- INFORMATION SHOWN -
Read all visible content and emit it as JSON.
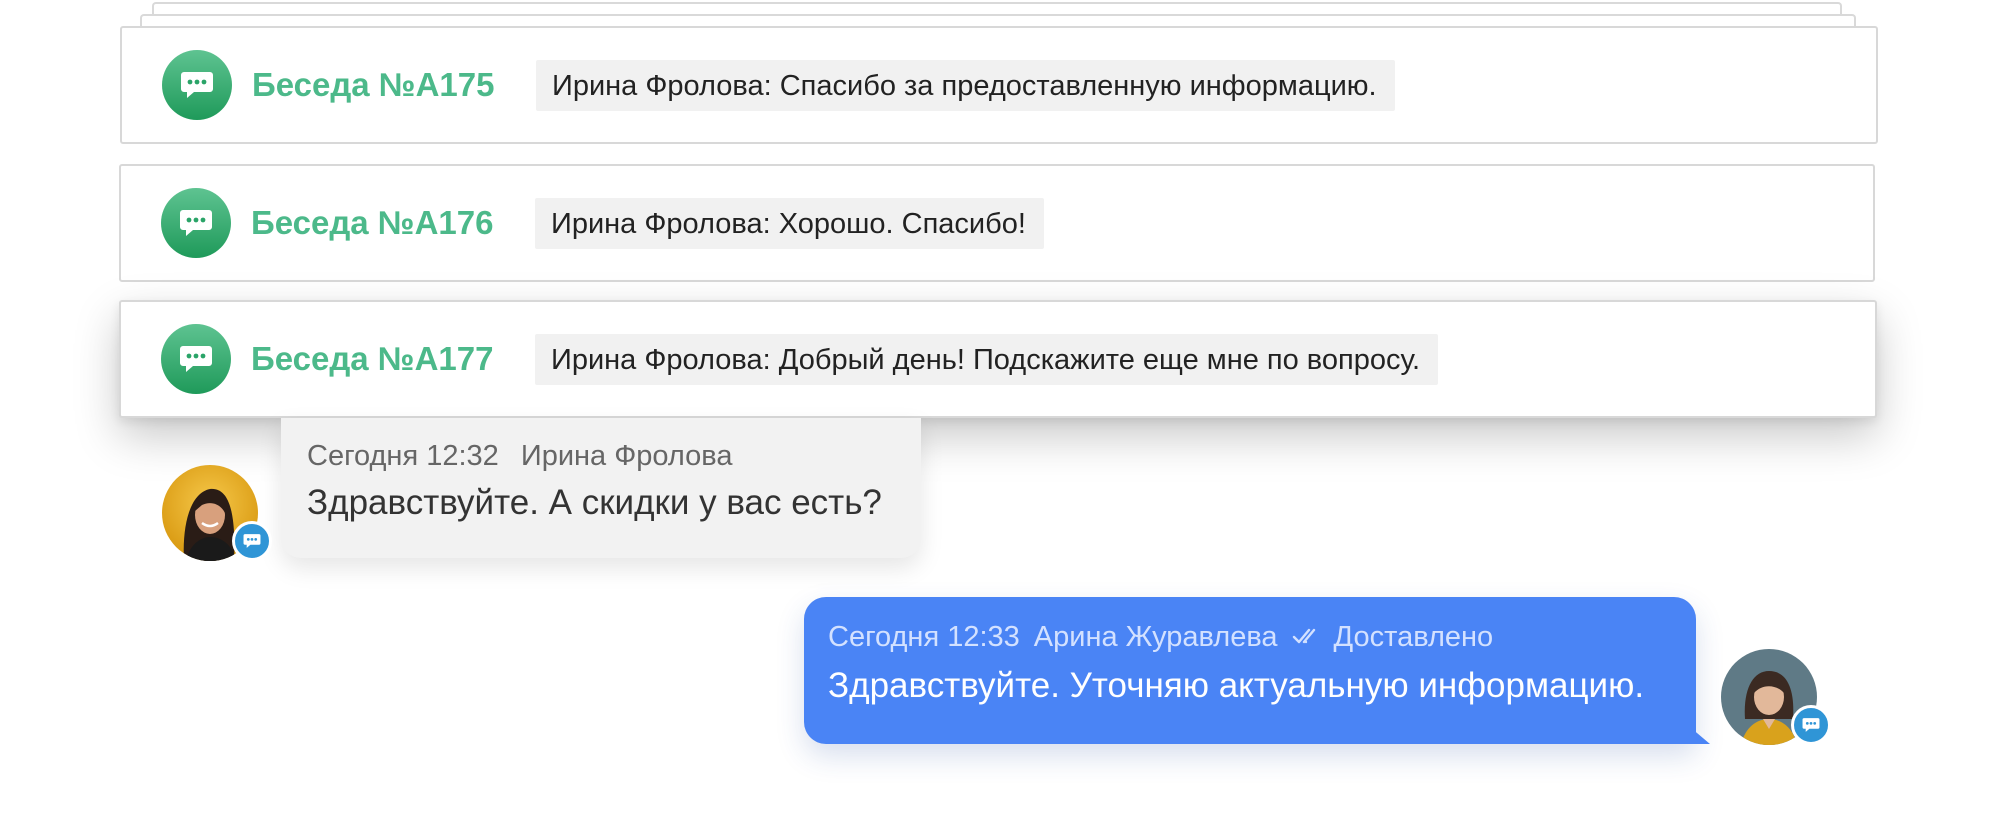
{
  "conversations": [
    {
      "title": "Беседа №А175",
      "preview": "Ирина Фролова: Спасибо за предоставленную информацию."
    },
    {
      "title": "Беседа №А176",
      "preview": "Ирина Фролова: Хорошо. Спасибо!"
    },
    {
      "title": "Беседа №А177",
      "preview": "Ирина Фролова: Добрый день! Подскажите еще мне по вопросу."
    }
  ],
  "messages": {
    "incoming": {
      "time": "Сегодня 12:32",
      "author": "Ирина Фролова",
      "text": "Здравствуйте. А скидки у вас есть?"
    },
    "outgoing": {
      "time": "Сегодня 12:33",
      "author": "Арина Журавлева",
      "status": "Доставлено",
      "text": "Здравствуйте. Уточняю актуальную информацию."
    }
  },
  "icons": {
    "conversation": "chat-bubble-icon",
    "avatar_badge": "chat-bubble-icon",
    "delivered": "double-check-icon"
  },
  "colors": {
    "accent_green": "#4cb98a",
    "outgoing_bubble": "#4a84f5",
    "badge_blue": "#2f95d6"
  }
}
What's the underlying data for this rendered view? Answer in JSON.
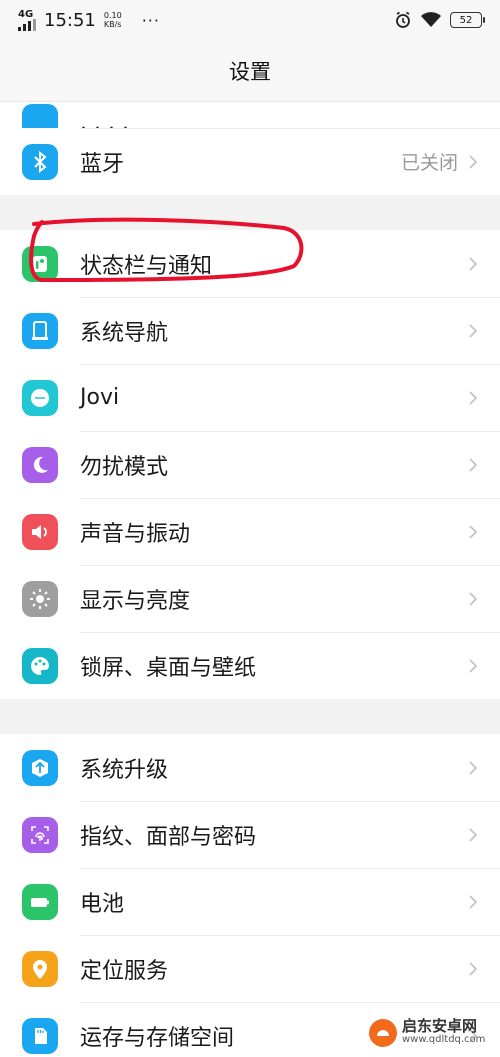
{
  "status_bar": {
    "network": "4G",
    "time": "15:51",
    "speed_value": "0.10",
    "speed_unit": "KB/s",
    "more": "···",
    "battery": "52"
  },
  "header": {
    "title": "设置"
  },
  "settings": {
    "partial_item": {
      "icon": "hotspot-icon",
      "color": "#1aa7f0"
    },
    "bluetooth": {
      "label": "蓝牙",
      "value": "已关闭",
      "icon": "bluetooth-icon",
      "color": "#1aa7f0"
    },
    "status_bar_notifications": {
      "label": "状态栏与通知",
      "icon": "status-bar-icon",
      "color": "#2bc46b"
    },
    "system_navigation": {
      "label": "系统导航",
      "icon": "navigation-icon",
      "color": "#1aa7f0"
    },
    "jovi": {
      "label": "Jovi",
      "icon": "jovi-icon",
      "color": "#22c7d4"
    },
    "do_not_disturb": {
      "label": "勿扰模式",
      "icon": "moon-icon",
      "color": "#a75ee8"
    },
    "sound_vibration": {
      "label": "声音与振动",
      "icon": "speaker-icon",
      "color": "#f0505a"
    },
    "display_brightness": {
      "label": "显示与亮度",
      "icon": "brightness-icon",
      "color": "#9e9e9e"
    },
    "lockscreen_wallpaper": {
      "label": "锁屏、桌面与壁纸",
      "icon": "palette-icon",
      "color": "#16b7c9"
    },
    "system_upgrade": {
      "label": "系统升级",
      "icon": "upgrade-icon",
      "color": "#1aa7f0"
    },
    "fingerprint_face_password": {
      "label": "指纹、面部与密码",
      "icon": "fingerprint-icon",
      "color": "#a75ee8"
    },
    "battery": {
      "label": "电池",
      "icon": "battery-icon",
      "color": "#2bc46b"
    },
    "location_services": {
      "label": "定位服务",
      "icon": "location-icon",
      "color": "#f5a31a"
    },
    "storage": {
      "label": "运存与存储空间",
      "icon": "storage-icon",
      "color": "#1aa7f0"
    }
  },
  "annotation": {
    "color": "#e8112d"
  },
  "watermark": {
    "main": "启东安卓网",
    "sub": "www.qdltdq.com"
  }
}
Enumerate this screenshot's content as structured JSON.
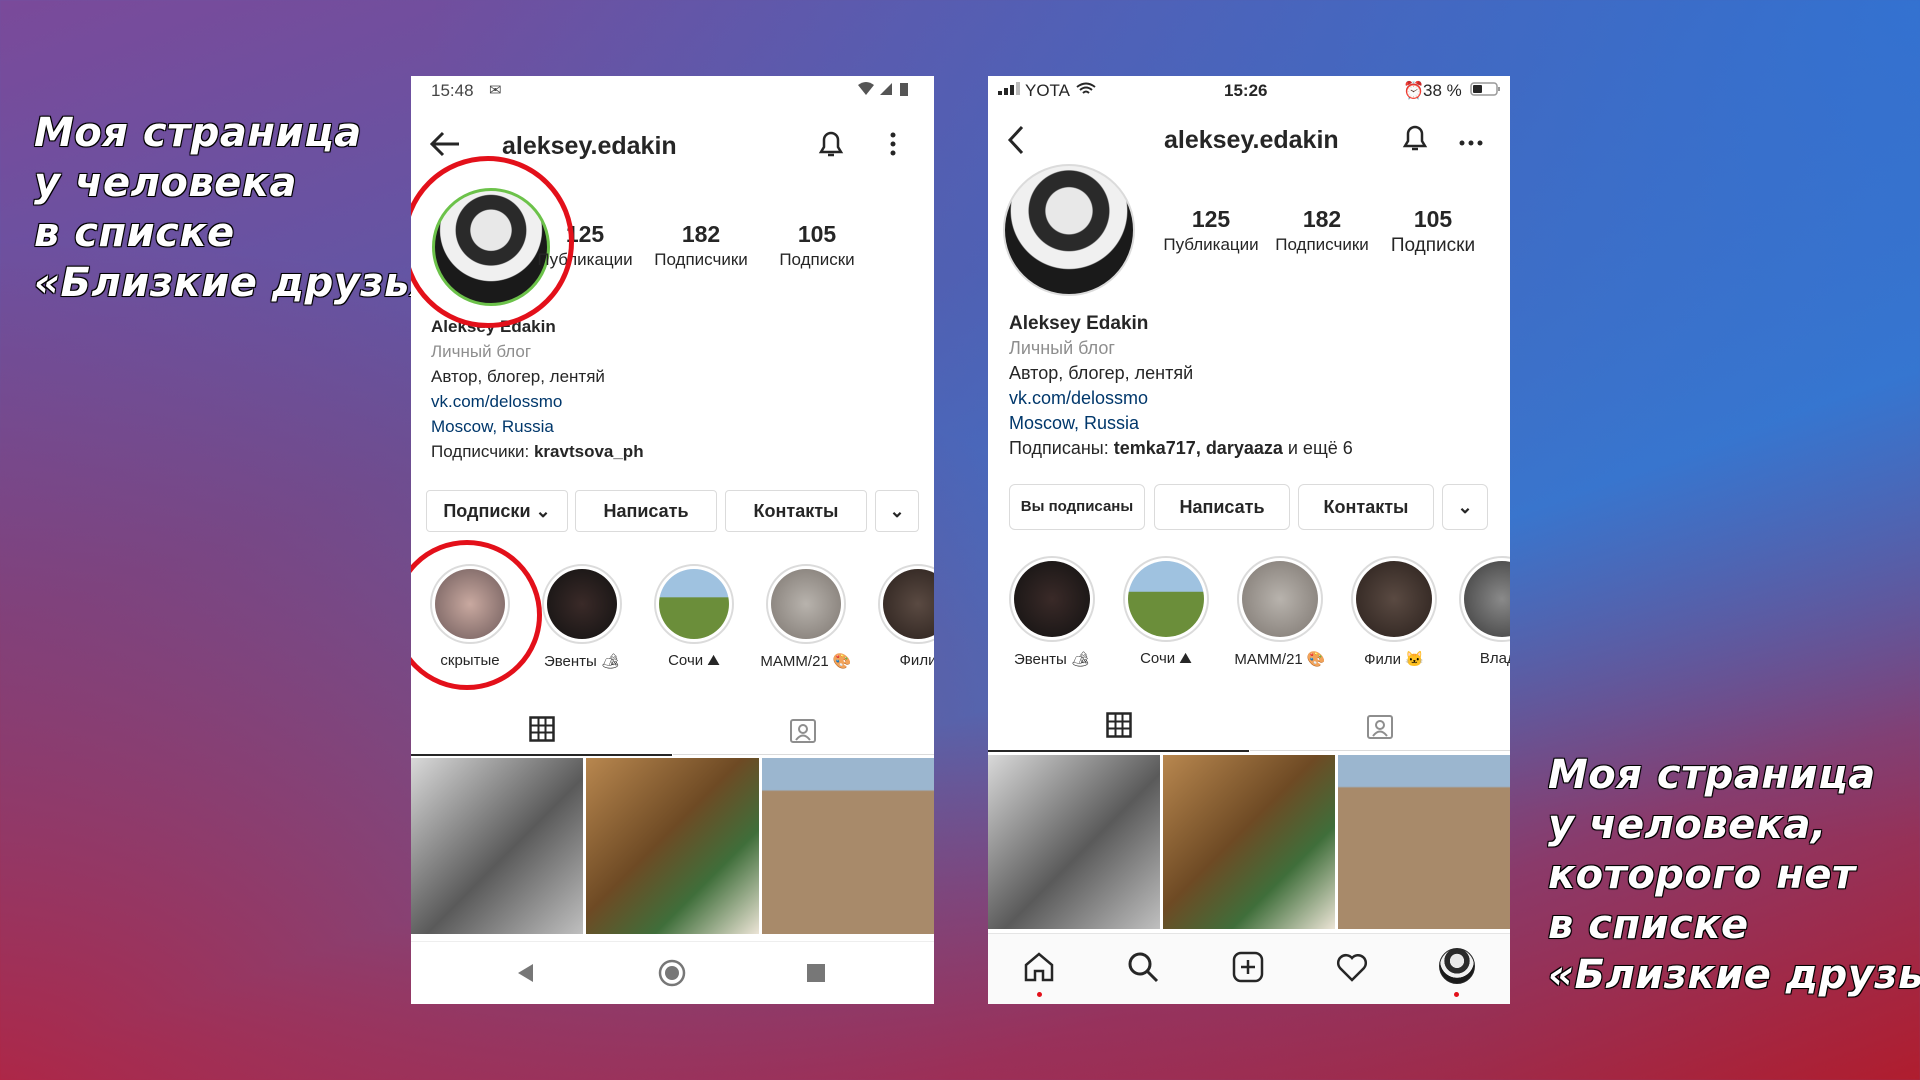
{
  "captions": {
    "left": [
      "Моя страница",
      "у человека",
      "в списке",
      "«Близкие друзья»"
    ],
    "right": [
      "Моя страница",
      "у человека,",
      "которого нет",
      "в списке",
      "«Близкие друзья»"
    ]
  },
  "phone_a": {
    "status_time": "15:48",
    "username": "aleksey.edakin",
    "stats": [
      {
        "num": "125",
        "label": "Публикации"
      },
      {
        "num": "182",
        "label": "Подписчики"
      },
      {
        "num": "105",
        "label": "Подписки"
      }
    ],
    "bio": {
      "name": "Aleksey Edakin",
      "category": "Личный блог",
      "description": "Автор, блогер, лентяй",
      "link1": "vk.com/delossmo",
      "location": "Moscow, Russia",
      "followed_by_prefix": "Подписчики: ",
      "followed_by": "kravtsova_ph"
    },
    "buttons": {
      "following": "Подписки",
      "message": "Написать",
      "contacts": "Контакты"
    },
    "stories": [
      "скрытые",
      "Эвенты 🏕",
      "Сочи ⛰",
      "МАММ/21 🎨",
      "Фили"
    ]
  },
  "phone_b": {
    "status_carrier": "YOTA",
    "status_time": "15:26",
    "status_battery": "38 %",
    "username": "aleksey.edakin",
    "stats": [
      {
        "num": "125",
        "label": "Публикации"
      },
      {
        "num": "182",
        "label": "Подписчики"
      },
      {
        "num": "105",
        "label": "Подписки"
      }
    ],
    "bio": {
      "name": "Aleksey Edakin",
      "category": "Личный блог",
      "description": "Автор, блогер, лентяй",
      "link1": "vk.com/delossmo",
      "location": "Moscow, Russia",
      "followed_by_prefix": "Подписаны: ",
      "followed_by": "temka717, daryaaza",
      "followed_by_suffix": " и ещё 6"
    },
    "buttons": {
      "following": "Вы подписаны",
      "message": "Написать",
      "contacts": "Контакты"
    },
    "stories": [
      "Эвенты 🏕",
      "Сочи ⛰",
      "МАММ/21 🎨",
      "Фили 🐱",
      "Влади"
    ]
  },
  "colors": {
    "highlight_circle": "#e3101a",
    "link": "#00376b"
  }
}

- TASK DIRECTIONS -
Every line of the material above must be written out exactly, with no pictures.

- TASK OUTPUT -
Read all visible content and emit it as JSON.
{
  "conversations": [
    {
      "title": "Беседа №А175",
      "preview": "Ирина Фролова: Спасибо за предоставленную информацию."
    },
    {
      "title": "Беседа №А176",
      "preview": "Ирина Фролова: Хорошо. Спасибо!"
    },
    {
      "title": "Беседа №А177",
      "preview": "Ирина Фролова: Добрый день! Подскажите еще мне по вопросу."
    }
  ],
  "messages": {
    "incoming": {
      "time": "Сегодня 12:32",
      "author": "Ирина Фролова",
      "text": "Здравствуйте. А скидки у вас есть?"
    },
    "outgoing": {
      "time": "Сегодня 12:33",
      "author": "Арина Журавлева",
      "status": "Доставлено",
      "text": "Здравствуйте. Уточняю актуальную информацию."
    }
  },
  "icons": {
    "conversation": "chat-bubble-icon",
    "avatar_badge": "chat-bubble-icon",
    "delivered": "double-check-icon"
  },
  "colors": {
    "accent_green": "#4cb98a",
    "outgoing_bubble": "#4a84f5",
    "badge_blue": "#2f95d6"
  }
}
What's the underlying data for this rendered view? Answer in JSON.
{
  "status_bar": {
    "network": "4G",
    "time": "15:51",
    "speed_value": "0.10",
    "speed_unit": "KB/s",
    "more": "···",
    "battery": "52"
  },
  "header": {
    "title": "设置"
  },
  "settings": {
    "partial_item": {
      "icon": "hotspot-icon",
      "color": "#1aa7f0"
    },
    "bluetooth": {
      "label": "蓝牙",
      "value": "已关闭",
      "icon": "bluetooth-icon",
      "color": "#1aa7f0"
    },
    "status_bar_notifications": {
      "label": "状态栏与通知",
      "icon": "status-bar-icon",
      "color": "#2bc46b"
    },
    "system_navigation": {
      "label": "系统导航",
      "icon": "navigation-icon",
      "color": "#1aa7f0"
    },
    "jovi": {
      "label": "Jovi",
      "icon": "jovi-icon",
      "color": "#22c7d4"
    },
    "do_not_disturb": {
      "label": "勿扰模式",
      "icon": "moon-icon",
      "color": "#a75ee8"
    },
    "sound_vibration": {
      "label": "声音与振动",
      "icon": "speaker-icon",
      "color": "#f0505a"
    },
    "display_brightness": {
      "label": "显示与亮度",
      "icon": "brightness-icon",
      "color": "#9e9e9e"
    },
    "lockscreen_wallpaper": {
      "label": "锁屏、桌面与壁纸",
      "icon": "palette-icon",
      "color": "#16b7c9"
    },
    "system_upgrade": {
      "label": "系统升级",
      "icon": "upgrade-icon",
      "color": "#1aa7f0"
    },
    "fingerprint_face_password": {
      "label": "指纹、面部与密码",
      "icon": "fingerprint-icon",
      "color": "#a75ee8"
    },
    "battery": {
      "label": "电池",
      "icon": "battery-icon",
      "color": "#2bc46b"
    },
    "location_services": {
      "label": "定位服务",
      "icon": "location-icon",
      "color": "#f5a31a"
    },
    "storage": {
      "label": "运存与存储空间",
      "icon": "storage-icon",
      "color": "#1aa7f0"
    }
  },
  "annotation": {
    "color": "#e8112d"
  },
  "watermark": {
    "main": "启东安卓网",
    "sub": "www.qdltdq.com"
  }
}
Enumerate this screenshot's content as structured JSON.
{
  "captions": {
    "left": [
      "Моя страница",
      "у человека",
      "в списке",
      "«Близкие друзья»"
    ],
    "right": [
      "Моя страница",
      "у человека,",
      "которого нет",
      "в списке",
      "«Близкие друзья»"
    ]
  },
  "phone_a": {
    "status_time": "15:48",
    "username": "aleksey.edakin",
    "stats": [
      {
        "num": "125",
        "label": "Публикации"
      },
      {
        "num": "182",
        "label": "Подписчики"
      },
      {
        "num": "105",
        "label": "Подписки"
      }
    ],
    "bio": {
      "name": "Aleksey Edakin",
      "category": "Личный блог",
      "description": "Автор, блогер, лентяй",
      "link1": "vk.com/delossmo",
      "location": "Moscow, Russia",
      "followed_by_prefix": "Подписчики: ",
      "followed_by": "kravtsova_ph"
    },
    "buttons": {
      "following": "Подписки",
      "message": "Написать",
      "contacts": "Контакты"
    },
    "stories": [
      "скрытые",
      "Эвенты 🏕",
      "Сочи ⛰",
      "МАММ/21 🎨",
      "Фили"
    ]
  },
  "phone_b": {
    "status_carrier": "YOTA",
    "status_time": "15:26",
    "status_battery": "38 %",
    "username": "aleksey.edakin",
    "stats": [
      {
        "num": "125",
        "label": "Публикации"
      },
      {
        "num": "182",
        "label": "Подписчики"
      },
      {
        "num": "105",
        "label": "Подписки"
      }
    ],
    "bio": {
      "name": "Aleksey Edakin",
      "category": "Личный блог",
      "description": "Автор, блогер, лентяй",
      "link1": "vk.com/delossmo",
      "location": "Moscow, Russia",
      "followed_by_prefix": "Подписаны: ",
      "followed_by": "temka717, daryaaza",
      "followed_by_suffix": " и ещё 6"
    },
    "buttons": {
      "following": "Вы подписаны",
      "message": "Написать",
      "contacts": "Контакты"
    },
    "stories": [
      "Эвенты 🏕",
      "Сочи ⛰",
      "МАММ/21 🎨",
      "Фили 🐱",
      "Влади"
    ]
  },
  "colors": {
    "highlight_circle": "#e3101a",
    "link": "#00376b"
  }
}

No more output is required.